Web page and app entries
^^^^^^^^

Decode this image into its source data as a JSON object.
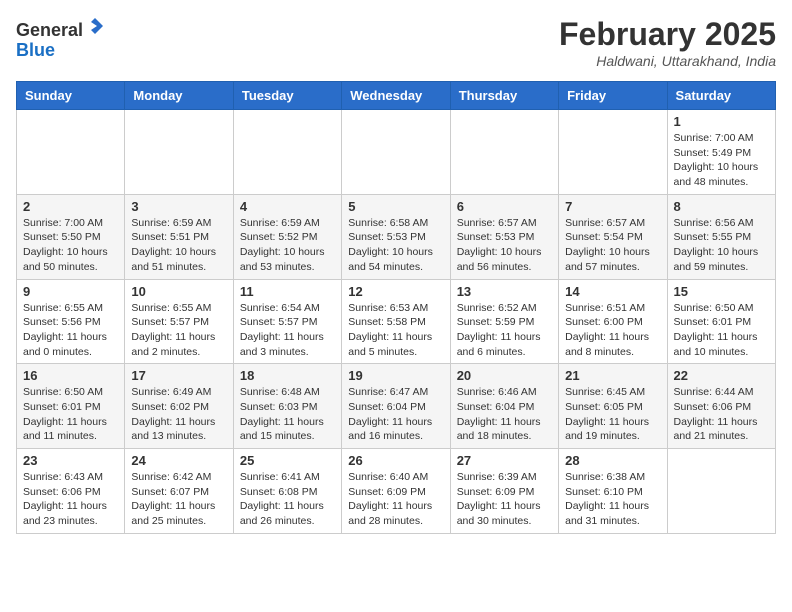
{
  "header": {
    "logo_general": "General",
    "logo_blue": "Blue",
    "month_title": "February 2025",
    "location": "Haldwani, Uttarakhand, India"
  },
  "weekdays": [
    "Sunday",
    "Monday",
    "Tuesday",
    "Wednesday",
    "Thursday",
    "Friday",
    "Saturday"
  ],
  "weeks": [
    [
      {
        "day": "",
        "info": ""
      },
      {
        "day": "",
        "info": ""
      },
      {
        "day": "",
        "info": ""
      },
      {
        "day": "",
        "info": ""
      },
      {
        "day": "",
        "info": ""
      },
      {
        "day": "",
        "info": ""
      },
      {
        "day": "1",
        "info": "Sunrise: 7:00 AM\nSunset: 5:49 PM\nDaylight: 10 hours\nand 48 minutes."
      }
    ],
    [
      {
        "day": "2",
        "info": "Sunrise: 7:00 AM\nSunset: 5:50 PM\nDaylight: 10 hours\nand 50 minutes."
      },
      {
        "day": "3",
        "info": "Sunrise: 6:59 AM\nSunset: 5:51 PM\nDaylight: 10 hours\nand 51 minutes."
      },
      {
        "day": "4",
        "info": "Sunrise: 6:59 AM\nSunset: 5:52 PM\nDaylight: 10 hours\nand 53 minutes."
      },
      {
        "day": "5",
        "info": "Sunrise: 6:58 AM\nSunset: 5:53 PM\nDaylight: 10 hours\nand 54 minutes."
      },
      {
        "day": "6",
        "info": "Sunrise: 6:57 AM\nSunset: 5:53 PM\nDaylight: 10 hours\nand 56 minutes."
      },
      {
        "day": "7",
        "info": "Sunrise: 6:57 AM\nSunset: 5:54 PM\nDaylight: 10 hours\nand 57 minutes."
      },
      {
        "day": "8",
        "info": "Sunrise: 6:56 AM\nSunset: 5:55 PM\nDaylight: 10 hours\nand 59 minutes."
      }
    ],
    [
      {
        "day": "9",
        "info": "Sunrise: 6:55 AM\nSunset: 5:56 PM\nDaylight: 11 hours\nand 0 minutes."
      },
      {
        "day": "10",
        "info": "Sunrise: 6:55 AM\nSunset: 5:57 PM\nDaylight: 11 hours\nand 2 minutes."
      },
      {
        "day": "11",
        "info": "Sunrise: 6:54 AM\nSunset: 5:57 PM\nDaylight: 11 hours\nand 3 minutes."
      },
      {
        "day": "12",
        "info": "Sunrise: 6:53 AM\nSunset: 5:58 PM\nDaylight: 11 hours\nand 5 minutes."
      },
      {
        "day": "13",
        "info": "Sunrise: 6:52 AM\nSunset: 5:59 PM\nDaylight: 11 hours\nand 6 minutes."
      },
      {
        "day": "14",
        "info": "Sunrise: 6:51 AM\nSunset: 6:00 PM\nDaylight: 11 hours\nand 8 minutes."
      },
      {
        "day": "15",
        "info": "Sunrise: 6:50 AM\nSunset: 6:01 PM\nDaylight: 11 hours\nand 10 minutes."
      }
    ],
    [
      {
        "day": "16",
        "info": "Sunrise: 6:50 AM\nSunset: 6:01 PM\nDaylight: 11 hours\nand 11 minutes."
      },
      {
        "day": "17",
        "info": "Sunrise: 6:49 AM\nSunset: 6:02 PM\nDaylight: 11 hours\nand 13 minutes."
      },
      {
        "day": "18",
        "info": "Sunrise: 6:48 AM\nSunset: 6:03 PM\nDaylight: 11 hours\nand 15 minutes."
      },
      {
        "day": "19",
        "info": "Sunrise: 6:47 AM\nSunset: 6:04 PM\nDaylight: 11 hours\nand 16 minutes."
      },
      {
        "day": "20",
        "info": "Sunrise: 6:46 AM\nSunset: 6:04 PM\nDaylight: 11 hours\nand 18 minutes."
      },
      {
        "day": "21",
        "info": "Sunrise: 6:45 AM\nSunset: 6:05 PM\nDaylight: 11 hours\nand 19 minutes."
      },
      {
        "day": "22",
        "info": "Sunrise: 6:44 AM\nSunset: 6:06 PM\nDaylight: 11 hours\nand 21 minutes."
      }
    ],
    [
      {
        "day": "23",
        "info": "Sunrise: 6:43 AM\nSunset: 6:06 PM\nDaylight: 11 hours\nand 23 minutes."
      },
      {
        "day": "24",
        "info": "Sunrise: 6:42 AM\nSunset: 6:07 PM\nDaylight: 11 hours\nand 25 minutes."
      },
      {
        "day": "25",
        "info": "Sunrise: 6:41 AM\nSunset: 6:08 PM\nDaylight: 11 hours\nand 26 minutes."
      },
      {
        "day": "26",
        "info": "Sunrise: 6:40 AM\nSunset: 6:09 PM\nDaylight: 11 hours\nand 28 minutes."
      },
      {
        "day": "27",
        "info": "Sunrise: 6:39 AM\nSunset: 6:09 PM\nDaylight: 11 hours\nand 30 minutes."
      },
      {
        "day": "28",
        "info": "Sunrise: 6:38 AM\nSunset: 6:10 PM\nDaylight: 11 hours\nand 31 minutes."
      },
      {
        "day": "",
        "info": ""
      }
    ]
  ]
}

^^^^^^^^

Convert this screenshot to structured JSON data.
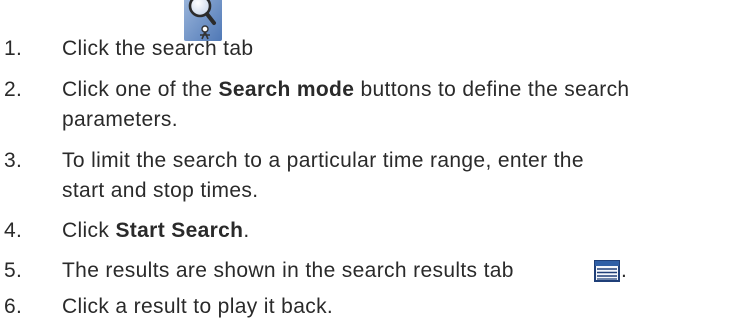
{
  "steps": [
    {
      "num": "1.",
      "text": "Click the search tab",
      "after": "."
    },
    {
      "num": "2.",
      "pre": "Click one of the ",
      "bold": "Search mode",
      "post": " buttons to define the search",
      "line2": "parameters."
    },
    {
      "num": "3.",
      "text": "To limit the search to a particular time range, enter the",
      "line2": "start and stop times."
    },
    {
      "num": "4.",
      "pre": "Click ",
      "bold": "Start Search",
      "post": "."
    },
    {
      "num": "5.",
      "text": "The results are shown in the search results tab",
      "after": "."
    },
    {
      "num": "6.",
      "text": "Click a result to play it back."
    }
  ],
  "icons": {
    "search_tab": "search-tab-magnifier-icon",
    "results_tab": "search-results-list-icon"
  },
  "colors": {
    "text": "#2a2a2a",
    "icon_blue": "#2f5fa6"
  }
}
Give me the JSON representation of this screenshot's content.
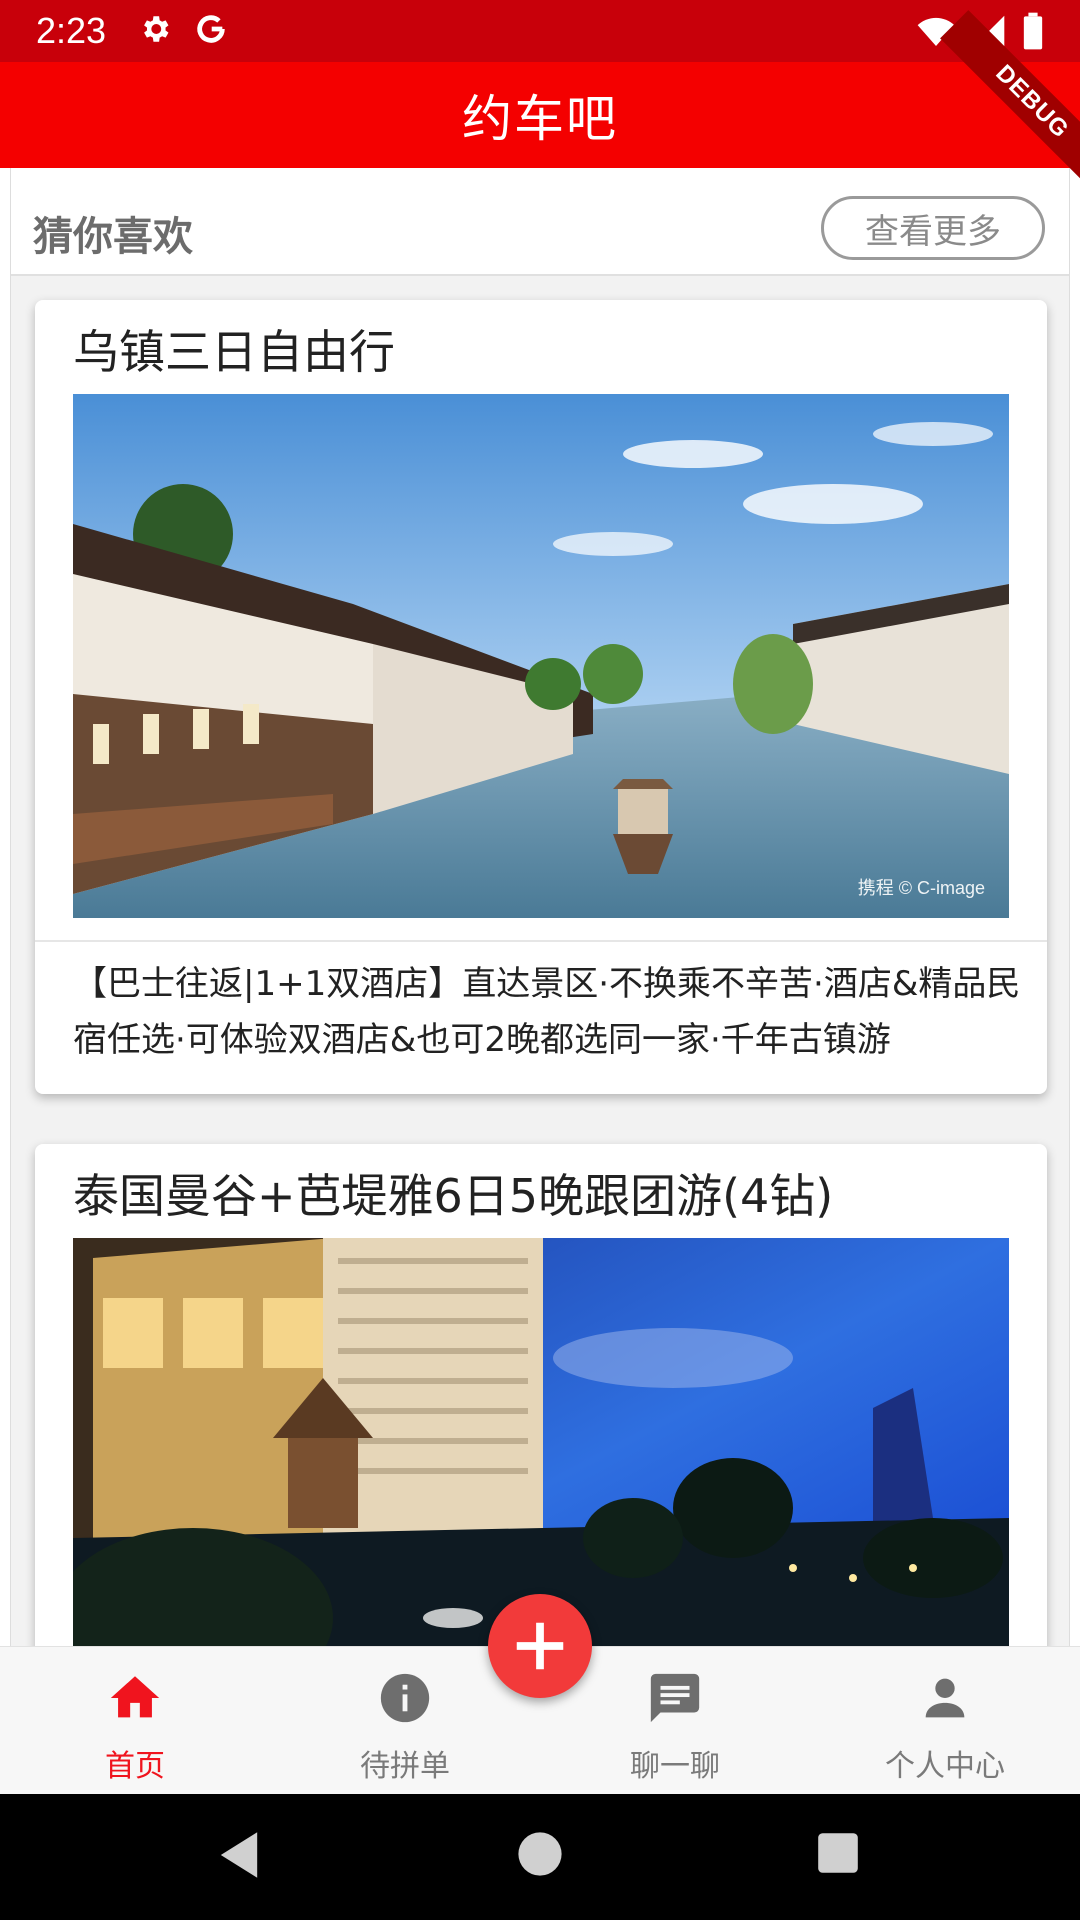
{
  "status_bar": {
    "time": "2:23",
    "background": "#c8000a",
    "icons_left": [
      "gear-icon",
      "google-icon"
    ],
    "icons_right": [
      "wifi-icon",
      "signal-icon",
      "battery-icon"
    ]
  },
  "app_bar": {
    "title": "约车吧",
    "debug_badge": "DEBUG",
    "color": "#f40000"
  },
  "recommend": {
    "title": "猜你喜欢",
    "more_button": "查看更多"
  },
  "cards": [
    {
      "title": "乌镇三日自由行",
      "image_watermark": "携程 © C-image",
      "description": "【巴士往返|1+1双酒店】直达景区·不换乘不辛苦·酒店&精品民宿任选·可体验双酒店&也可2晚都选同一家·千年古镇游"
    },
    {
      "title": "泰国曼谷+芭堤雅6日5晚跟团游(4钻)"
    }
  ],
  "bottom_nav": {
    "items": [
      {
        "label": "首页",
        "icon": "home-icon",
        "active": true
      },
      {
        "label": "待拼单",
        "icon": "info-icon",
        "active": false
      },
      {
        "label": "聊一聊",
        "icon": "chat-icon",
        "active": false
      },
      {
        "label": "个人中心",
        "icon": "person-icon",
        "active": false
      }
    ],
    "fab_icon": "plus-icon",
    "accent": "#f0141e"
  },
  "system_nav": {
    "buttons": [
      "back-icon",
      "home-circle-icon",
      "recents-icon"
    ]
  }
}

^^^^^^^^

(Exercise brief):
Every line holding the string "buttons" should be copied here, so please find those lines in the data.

(The answer):
      "post": " buttons to define the search",
    "buttons": [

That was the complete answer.